   Pt=[1 9];
   Tt=Pt.^2;
   n=length(Pt);
   Ptn = tramnmx(Pt,minP,maxP);
   Ttn = tramnmx(Tt,minT,maxT);


   [net,tr]=train(net,Ptn,Ttn);
   Tn_predicted= sim(net,Pn)
   Tn

The result:

Tn_predicted =

   -1.0000   -0.8000   -0.4000    0.1995    1.0000


Tn =

   -1.0000   -0.8000   -0.4000    0.2000    1.0000

Note that the data with x=[3,5,7]; are still precisely predicted.

However, if we train only x=[1,9]; from the very beginning:

   clear net
   net.IW{1,1}=zeros(m,1);
   net.LW{2,1}=zeros(1,m);
   net.b{1,1}=zeros(m,1);
   net.b{2,1}=zeros(1,1);
   net=newff(minmax(Ptn),[m,1],{'logsig','purelin'},'trainlm');
   net.trainParam.show =100;
   net.trainParam.lr = 0.09;
   net.trainParam.epochs =1000;
   net.trainParam.goal = 1e-3; 
   [net,tr]=train(net,Ptn,Ttn);
   Tn_predicted= sim(net,Pn)
   Tn

Watch the result:

Tn_predicted =

   -1.0071   -0.6413    0.5281    0.6467    0.9922


Tn =

   -1.0000   -0.8000   -0.4000    0.2000    1.0000

Note the trained net did not perform well on x=[3,5,7];

The test above indicates that the training is based on previous net instead of restarting. The reason why you get worse performance is you only implement once for each data chunk (stochastic gradient descent rather than batch gradient descent), so the total error curve may not converge yet. Suppose you only have two data chunk, you may need to re-training the chunk 1 after done training chunk 2, then re-training chunk 2, then chunk 1, so on and so forth until some conditions are met. If you have much much more chunks, you may not need to worry about the 2nd compared with 1st training effect. Online learning just drops out the previous data set no matter whether the updated weights compromise the performance on them.
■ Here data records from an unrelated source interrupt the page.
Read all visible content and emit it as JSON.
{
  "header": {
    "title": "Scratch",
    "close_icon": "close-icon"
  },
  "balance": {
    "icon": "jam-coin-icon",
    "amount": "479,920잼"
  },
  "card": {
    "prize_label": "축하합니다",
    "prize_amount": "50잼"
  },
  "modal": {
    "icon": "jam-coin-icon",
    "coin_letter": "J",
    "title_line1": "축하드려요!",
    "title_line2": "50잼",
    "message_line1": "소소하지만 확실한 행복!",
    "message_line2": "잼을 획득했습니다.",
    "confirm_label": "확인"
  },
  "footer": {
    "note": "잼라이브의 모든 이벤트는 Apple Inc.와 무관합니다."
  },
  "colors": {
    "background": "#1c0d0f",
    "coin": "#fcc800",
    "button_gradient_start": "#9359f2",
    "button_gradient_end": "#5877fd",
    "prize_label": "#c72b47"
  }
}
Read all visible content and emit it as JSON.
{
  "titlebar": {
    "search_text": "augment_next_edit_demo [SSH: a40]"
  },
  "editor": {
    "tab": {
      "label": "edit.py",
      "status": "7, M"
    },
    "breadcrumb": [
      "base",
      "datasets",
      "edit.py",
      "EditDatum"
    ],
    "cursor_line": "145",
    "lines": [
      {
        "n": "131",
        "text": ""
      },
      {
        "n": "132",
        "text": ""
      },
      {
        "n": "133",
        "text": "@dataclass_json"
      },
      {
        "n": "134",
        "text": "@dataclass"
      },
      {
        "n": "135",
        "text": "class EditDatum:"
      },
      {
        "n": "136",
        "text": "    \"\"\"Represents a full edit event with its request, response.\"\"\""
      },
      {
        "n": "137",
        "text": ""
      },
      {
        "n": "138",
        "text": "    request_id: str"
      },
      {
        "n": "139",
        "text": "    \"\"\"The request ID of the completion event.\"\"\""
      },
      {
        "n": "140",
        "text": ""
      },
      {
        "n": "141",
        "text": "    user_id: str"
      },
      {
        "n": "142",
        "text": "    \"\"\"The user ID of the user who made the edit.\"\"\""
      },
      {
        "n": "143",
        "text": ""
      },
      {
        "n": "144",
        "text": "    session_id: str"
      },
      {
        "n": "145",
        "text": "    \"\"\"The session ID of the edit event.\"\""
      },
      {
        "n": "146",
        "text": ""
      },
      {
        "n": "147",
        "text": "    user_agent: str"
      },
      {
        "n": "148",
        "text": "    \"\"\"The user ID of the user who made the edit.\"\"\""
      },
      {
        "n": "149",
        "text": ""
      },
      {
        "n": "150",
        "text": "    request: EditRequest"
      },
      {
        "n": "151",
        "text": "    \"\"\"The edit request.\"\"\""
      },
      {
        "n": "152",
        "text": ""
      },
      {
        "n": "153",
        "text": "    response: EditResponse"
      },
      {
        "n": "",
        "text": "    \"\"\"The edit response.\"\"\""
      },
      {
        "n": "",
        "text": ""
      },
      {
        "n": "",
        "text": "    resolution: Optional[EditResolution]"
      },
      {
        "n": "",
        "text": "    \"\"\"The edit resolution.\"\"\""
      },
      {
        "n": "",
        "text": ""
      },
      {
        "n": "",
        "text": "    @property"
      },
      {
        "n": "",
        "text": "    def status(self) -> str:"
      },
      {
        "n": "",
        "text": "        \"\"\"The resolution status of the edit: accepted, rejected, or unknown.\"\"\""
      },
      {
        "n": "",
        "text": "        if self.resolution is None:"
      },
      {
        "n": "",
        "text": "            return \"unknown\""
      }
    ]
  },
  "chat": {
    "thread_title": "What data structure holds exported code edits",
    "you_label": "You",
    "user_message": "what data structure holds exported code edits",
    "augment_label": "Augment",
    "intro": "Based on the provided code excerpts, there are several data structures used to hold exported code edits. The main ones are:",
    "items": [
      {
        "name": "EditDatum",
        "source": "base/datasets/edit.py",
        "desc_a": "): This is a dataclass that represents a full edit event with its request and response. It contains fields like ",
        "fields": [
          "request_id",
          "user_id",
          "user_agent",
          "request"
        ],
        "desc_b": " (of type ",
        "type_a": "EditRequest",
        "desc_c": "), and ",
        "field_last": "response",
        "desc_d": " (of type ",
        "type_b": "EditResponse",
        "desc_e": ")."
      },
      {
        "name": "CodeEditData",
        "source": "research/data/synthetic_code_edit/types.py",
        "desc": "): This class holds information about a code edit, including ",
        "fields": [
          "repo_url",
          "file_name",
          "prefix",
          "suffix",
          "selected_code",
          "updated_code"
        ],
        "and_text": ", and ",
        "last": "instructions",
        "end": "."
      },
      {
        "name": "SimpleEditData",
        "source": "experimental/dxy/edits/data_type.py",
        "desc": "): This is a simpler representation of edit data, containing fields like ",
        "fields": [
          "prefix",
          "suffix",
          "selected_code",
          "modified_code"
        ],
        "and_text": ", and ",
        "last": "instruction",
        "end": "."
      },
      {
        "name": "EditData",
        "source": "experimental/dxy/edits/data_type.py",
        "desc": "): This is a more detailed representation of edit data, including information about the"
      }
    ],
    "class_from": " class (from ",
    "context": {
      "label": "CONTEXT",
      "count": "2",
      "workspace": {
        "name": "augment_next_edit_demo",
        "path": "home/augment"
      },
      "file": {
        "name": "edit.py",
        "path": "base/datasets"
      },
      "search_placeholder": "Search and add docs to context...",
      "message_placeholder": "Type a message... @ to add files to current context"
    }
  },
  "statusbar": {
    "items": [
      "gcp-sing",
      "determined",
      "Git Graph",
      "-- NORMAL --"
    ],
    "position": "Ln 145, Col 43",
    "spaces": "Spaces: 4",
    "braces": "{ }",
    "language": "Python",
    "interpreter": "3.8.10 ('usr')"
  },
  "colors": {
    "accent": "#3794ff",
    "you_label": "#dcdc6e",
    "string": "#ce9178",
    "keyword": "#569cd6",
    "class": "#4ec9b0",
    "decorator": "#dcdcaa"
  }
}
share|improve this answer
    
Thank you for your response. In my case I have a very large data set and my goal is to predict 90 points ahead. In that case I have input values and output point. For example when I train first 1000 data until it gets to minimum error which has >95% accuracy. After it has been trained, when I have done the same for the second 1000 portion of the data;it overwrites the weight and the predictor mainly behave as the latest train portion of the data. I won't able to come up with a solution to this problem. In iterative training should I keep the learning rate small and #ofepochs as small. Thanks. –  Avatar Jan 18 at 11:24
    
For each iteratively training portion of the data I always trying to keep it until training data reaches to >90% accuracy. –  Avatar Jan 18 at 11:28
    
Instead of first training I was doing adapt(). I tried your suggestion but I couldn't see any improvement, unfortunately. As a proof on first train, the train data perfectly fits but after when I train next 1000 portion of the data suddenly previously fit data won't fitanymore The prediction's behaviour still focus on the last trained portion of the data under iteration and it completely ignores the already trained portion of the data. What should be optimal alpha(learning rate) for adapt() function/ Under while for trainSamples.P,trainSamples.T should be it only block of training samples? –  Avatar Jan 18 at 13:55

Your Answer

 
discard

By posting your answer, you agree to the privacy policy and terms of service.

Not the answer you're looking for? Browse other questions tagged or ask your own question.